  1. November Five on

    Jessica Proud: on Westchester County payroll full time in the County Executive office. She is one of the 60+ political hack patronage people working on his campaign sitting in County payroll jobs paid for by Westchester taxpayers. Isn’t she and the others a HUGE conflict of interest to be “campaign” spokespeople while on the County payroll?
    Come on people OPEN YOUR EYES to the corruption in Astorino’s administration !

  2. Following a run-off vote well after midnight at last night’s convention, New Rochelle Mayor Noam Bramson handily won the Westchester County Democratic Party’s nomination to run for county executive this year. Bramson received 97,950.5 votes (54 percent) to Jenkins’ 80,249 (45 percent).
    ——————————————————————————————————
    Not accurate; party nominations are made at the primary election. What Bramson won was the designation of the Westchester Democratic County Committee. He, like any other potential candidate, must still file designating petitions to run in the September primary.

  3. just the facts on

    designation is tantamount to nomination if there
    is no primary….and all contenders agreed to be
    bound by the convention…so its a semantic distinction
    although you are technically correct…

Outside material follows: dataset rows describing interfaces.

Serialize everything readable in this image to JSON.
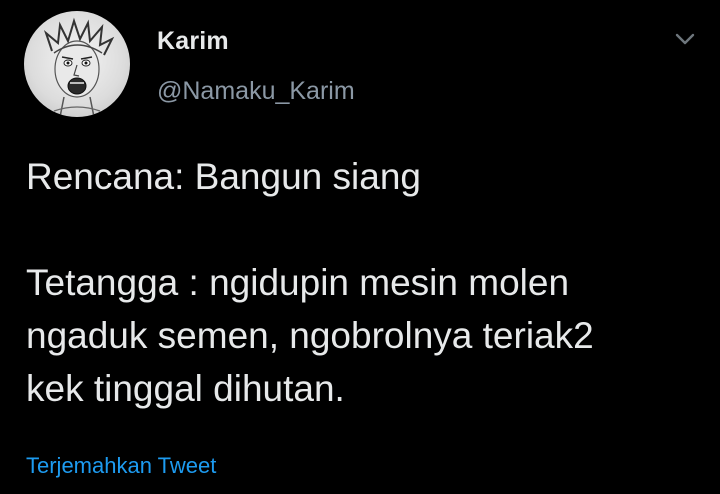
{
  "colors": {
    "background": "#000000",
    "text_primary": "#e7e9ea",
    "text_secondary": "#8b98a5",
    "link": "#1d9bf0"
  },
  "tweet": {
    "author": {
      "display_name": "Karim",
      "handle": "@Namaku_Karim",
      "avatar_icon": "avatar-sketch-portrait"
    },
    "menu_icon": "chevron-down-icon",
    "text_line_1": "Rencana: Bangun siang",
    "text_paragraph_2": "Tetangga : ngidupin mesin molen\nngaduk semen, ngobrolnya teriak2\nkek tinggal dihutan.",
    "translate_label": "Terjemahkan Tweet"
  }
}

  4. Whom ever gets into office, if they really want to make a dent in the taxes, rather than blowing smoke up evryone’s (a–) by laying off the low level county/city/state workers, a sizeable amount of money could be saved by reducing the number od school districts. WHY dose Westchester County need 24 +/- school districts??? Why not bring that number done to maybe lets say 6 to 8 districts. Think of how much money could be saved and actually put some of that money towards highering more teachers and impliment better standards. Each district requires a exorbendently paid Superintendent, then there are the assistant supers or deputy supers their assistants and all of the other supporting personell deemed necessary. Then there is the building/office space and all the expenses for maintaining this office space and the infrastructure. Someone out there can put a number to this. This is a hugh waste of money